In the summer of 2022, the Financial Action Task Force (FATF) decided that Malta, a major center of online gaming activity, had progressed sufficiently to meet its financial integrity guidelines. Consequently, the watchdog removed the Mediterranean nation from its grey list, lifting limitations and the possibility of severe penalties. However, new investigations suggest that it may have acted too hastily.
An aerial perspective of the Central Bank of Malta. Even after the country was taken off the list, there were still occurrences of money laundering happening. (Image: Alamy)
The FATF, the international financial and anti-money laundering (AML) monitor, explains that countries on the grey list are subjected to intensified monitoring. These countries are “actively working with the FATF to address strategic inadequacies in their regimes to counter money laundering, terrorist financing, and proliferation financing.”
The watchdog resolved, in June 2022, that Malta no longer needed to be subjected to increased vigilance. Nonetheless, the country is still reportedly the favored destination for criminals and embezzlers. This has the potential for billions of dollars of illicit money to keep being funneled through its banks.
No Questions Asked For All Money Welcome
AP News reported last week that Alvaro Ledo Nass, a Venezuelan lawyer, had his hands deep in a major money-laundering operation. He assisted in directing the state-run oil company Petroleos de Venezuela, S.A., at one point laundering around $1.2 billion in misappropriated funds. Approximately $547 million went through Malta.
Nass also received bribes of more than $11 million over a five-year period between 2012 and 2017. That money was part of a massive, $600-million loan deal. The lawyer had to find a place to conceal his illegally-obtained funds, so he allegedly chose places in Spain, the Bahamas, New Jersey, and possibly, Malta.
Malta’s involvement emerged as Nass showed up in a Miami federal court to face charges of money laundering. He became a whistleblower in a bigger case that also implicates Venezuelan President Nicolás Maduro.
Three of Maduro’s stepsons allegedly helped launder the $1.2 billion illegally appropriated from the oil company.
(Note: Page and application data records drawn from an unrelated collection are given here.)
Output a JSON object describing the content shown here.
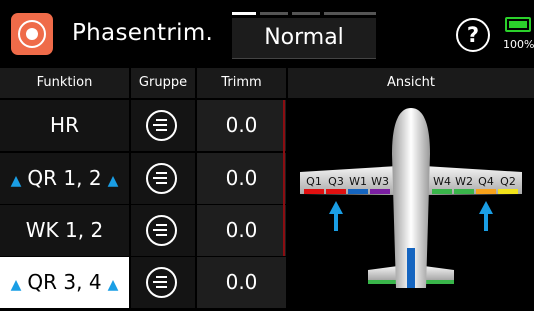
{
  "header": {
    "title": "Phasentrim.",
    "mode_label": "Normal",
    "help_label": "?",
    "battery_percent": "100%"
  },
  "table": {
    "columns": [
      "Funktion",
      "Gruppe",
      "Trimm",
      "Ansicht"
    ],
    "rows": [
      {
        "function": "HR",
        "trim": "0.0",
        "arrows": false,
        "selected": false
      },
      {
        "function": "QR 1, 2",
        "trim": "0.0",
        "arrows": true,
        "selected": false
      },
      {
        "function": "WK 1, 2",
        "trim": "0.0",
        "arrows": false,
        "selected": false
      },
      {
        "function": "QR 3, 4",
        "trim": "0.0",
        "arrows": true,
        "selected": true
      }
    ]
  },
  "plane": {
    "left_labels": [
      "Q1",
      "Q3",
      "W1",
      "W3"
    ],
    "right_labels": [
      "W4",
      "W2",
      "Q4",
      "Q2"
    ],
    "left_colors": [
      "#e01010",
      "#e01010",
      "#1565c0",
      "#7b1fa2"
    ],
    "right_colors": [
      "#39b54a",
      "#39b54a",
      "#f7a21b",
      "#f2e31a"
    ],
    "arrow_color": "#1a9ee5"
  },
  "colors": {
    "accent": "#ef6b49",
    "battery": "#2bd12b",
    "arrow": "#1a9ee5"
  }
}
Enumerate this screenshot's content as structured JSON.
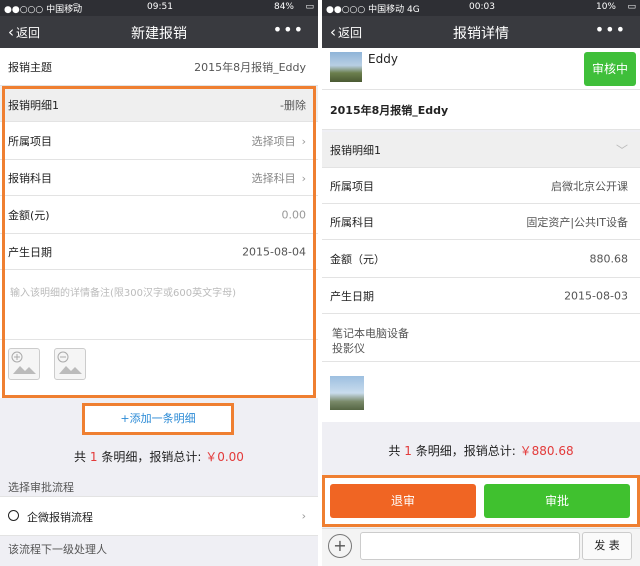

Maltese financial institutions accepted 10 wire transfers for the $547 million and never asked follow-up questions.
Venezuela isn’t the only one. In 2020, reports surfaced that Congolese businessman Sindika Dokolo and his wife, Isabel dos Santos, used shell companies to misappropriate billions of dollars. A great deal of that went through Malta.
More than just a businessman’s wife, dos Santos is the daughter of Angola’s former President and dictator, José Eduardo dos Santos. At one point, Forbes listed her as the wealthiest woman in Africa. She may have attained that rank through illegal activity. Dokolo and dos Santos allegedly used their positions to live in luxury off of funds they embezzled from the government.
Then there’s Faruk Fatih Özer, a Turkish entrepreneur who ripped off Thodex, the cryptocurrency exchange he founded. He stashed over $14 million in Malta before police arrested him last year in Albania.
FATF Ignores the Facts
Malta was placed on the FATF grey list in June 2021 and stayed there for one year. Some of the billion-dollar scandals were still running when it was listed. When the watchdog removed Malta from the list last summer, it claimed it was “satisfied that Malta has successfully implemented a series of reforms that it suggested last year.”
That was only two years after Malta determined that the former head of the Malta Financial Services Authority, Joseph Cuschieri, violated local and European Union-level ethics regulations. He traveled to Las Vegas with Yorgen Fenech , the controversial businessman and gambling entrepreneur now standing trial for supposedly murdering journalist Daphne Caruana Galizia.
That scandal is still ongoing, and has reached the highest levels of government. It resulted in the resignation of then-Prime Minister Joseph Muscat in 2019. The case includes suspicions of money laundering, bribery, and other offenses.
In combination with the other recent scandals, it appears the FATF may have taken Malta off its grey list too soon.